Engaging Sport tightens the dampers, loosens the engine’s shackles, tenses up the gearchanges, opens the exhaust and starts to relax the stability and traction systems, although the steering remains untouched. And the A45 feels much closer to its maker’s intentions as a result, its engine more alert and response times more befitting of a 400-plus bhp hatchback, the opportunity to crash into the hard rev limiter in lower gears more forthcoming. The additional tightness through the body dials in more confidence, the firmer damper rate complementing the set-up without crashy results. It’s the A45 as expected: sharp, decisive and blisteringly quick.
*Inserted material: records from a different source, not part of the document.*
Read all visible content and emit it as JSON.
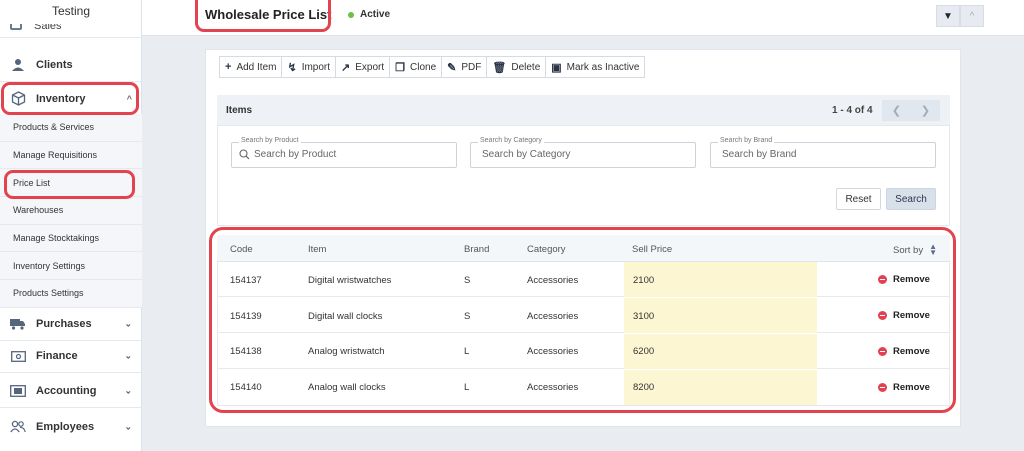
{
  "app": {
    "brand": "Testing"
  },
  "sidebar": {
    "partial_item": "Sales",
    "items": [
      {
        "label": "Clients",
        "icon": "clients-icon"
      },
      {
        "label": "Inventory",
        "icon": "box-icon",
        "expanded": true
      },
      {
        "label": "Purchases",
        "icon": "truck-icon"
      },
      {
        "label": "Finance",
        "icon": "money-icon"
      },
      {
        "label": "Accounting",
        "icon": "ledger-icon"
      },
      {
        "label": "Employees",
        "icon": "users-icon"
      }
    ],
    "sub_items": [
      {
        "label": "Products & Services"
      },
      {
        "label": "Manage Requisitions"
      },
      {
        "label": "Price List",
        "active": true
      },
      {
        "label": "Warehouses"
      },
      {
        "label": "Manage Stocktakings"
      },
      {
        "label": "Inventory Settings"
      },
      {
        "label": "Products Settings"
      }
    ]
  },
  "header": {
    "title": "Wholesale Price List",
    "status": "Active",
    "status_color": "#6cc04a"
  },
  "toolbar": {
    "add_item": "Add Item",
    "import": "Import",
    "export": "Export",
    "clone": "Clone",
    "pdf": "PDF",
    "delete": "Delete",
    "mark_inactive": "Mark as Inactive"
  },
  "items_section": {
    "title": "Items",
    "count": "1 - 4 of 4",
    "filters": {
      "product": {
        "legend": "Search by Product",
        "placeholder": "Search by Product"
      },
      "category": {
        "legend": "Search by Category",
        "placeholder": "Search by Category"
      },
      "brand": {
        "legend": "Search by Brand",
        "placeholder": "Search by Brand"
      }
    },
    "reset_label": "Reset",
    "search_label": "Search"
  },
  "table": {
    "headers": {
      "code": "Code",
      "item": "Item",
      "brand": "Brand",
      "category": "Category",
      "sell_price": "Sell Price",
      "sort_by": "Sort by"
    },
    "remove_label": "Remove",
    "rows": [
      {
        "code": "154137",
        "item": "Digital wristwatches",
        "brand": "S",
        "category": "Accessories",
        "price": "2100"
      },
      {
        "code": "154139",
        "item": "Digital wall clocks",
        "brand": "S",
        "category": "Accessories",
        "price": "3100"
      },
      {
        "code": "154138",
        "item": "Analog wristwatch",
        "brand": "L",
        "category": "Accessories",
        "price": "6200"
      },
      {
        "code": "154140",
        "item": "Analog wall clocks",
        "brand": "L",
        "category": "Accessories",
        "price": "8200"
      }
    ]
  },
  "colors": {
    "highlight": "#e3424f",
    "price_bg": "#fdf6d2",
    "remove_icon": "#e2424f"
  }
}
Happy to be bullied into a corner or placed with a sports car-like deftness at the apex, the rewards are the same either way: grip from the Michelin Pilot Sport 4 S tyres seemingly unbreakable at the front, the rear mobile on command but with an ability to remain calm under immense pressure, with clean transitions from grip to low-level slip. As with its predecessor, with each passing mile thoughts of mid-nineties and early noughties Japanese Group A road warriors flood your imagination; you can’t help but wonder if AMG’s R&D centre has a handful of RA Imprezas and Mitsubishi Evos under dust sheets having served their time as inspiration for the A45.
Where a Golf R starts to feel numb the harder you push, an A45 bubbles with a next level of enthusiasm, and where the latest RS3 relies on its oh-so-clever RS differential to bring fun, the A45 feels more organic, the more natural at wanting to leave a corner with a quarter turn of corrective lock as you feed in the throttle as the nose locks in on the apex. It uses its tech in a more natural way, blending it with a clarity rivals can’t match.
When you want more from that explosive engine, Sport+ and Race deliver the feral responses to the throttle, but both introduce a chassis setting that’s too much for the road, so you’re thankful for the Individual mode. Looser traction and stability settings arrive here too and allow more freedom from the rear axle, but this only highlights the lack of meaningful steering feedback, which leaves you to place a lot of faith in the tyres’ performance as opposed to providing the detail to make clearer decisions. It’s an oversight on AMG’s part to overlook such a performance parameter.
As the hot hatch as we know it continues to fade away, the A45 S remains a blazing advertisement for the sector. It’s bold and brash, and uncouth for many. At £63,285 it’s also far too expensive: that sum could buy a previous-generation M2 Competition (manual or auto) and leave you with £20,000 to spend on rear tyres. But the call of a new hyperhatch is stronger for some, and for those who don’t like the Civic Type R’s looks, the A45 S is waiting under its wing.
Price and rivals
£63,285 is big money regardless of the car, more so when it’s one that’s based on a humble hatchback, but the world’s most powerful four-cylinder production engine and the brain power of AMG doesn’t come cheap, so neither does the new A45 S.
Alongside the best in class £49,090 Honda Civic Type R, the AMG will be hard to justify for many, unless they want or need an auto gearbox and four-wheel. If you do, the A45 S has the £44,170 VW Golf R covered – the £53,600 RS3 runs it close but not close enough to bloody its nose, not that you can buy a new RS3 at the moment. If you do want a manual gearbox, rear wheel drive sports car and only need two doors, there’s always the new £64,890 BMW M2.
2023 Mercedes-AMG A45 S specs
|Engine||In-line 4-cyl, 1991cc, turbocharged|
|Power||415bhp @ 6750rpm|
|Torque||369lb ft @ 5000-5250rpm|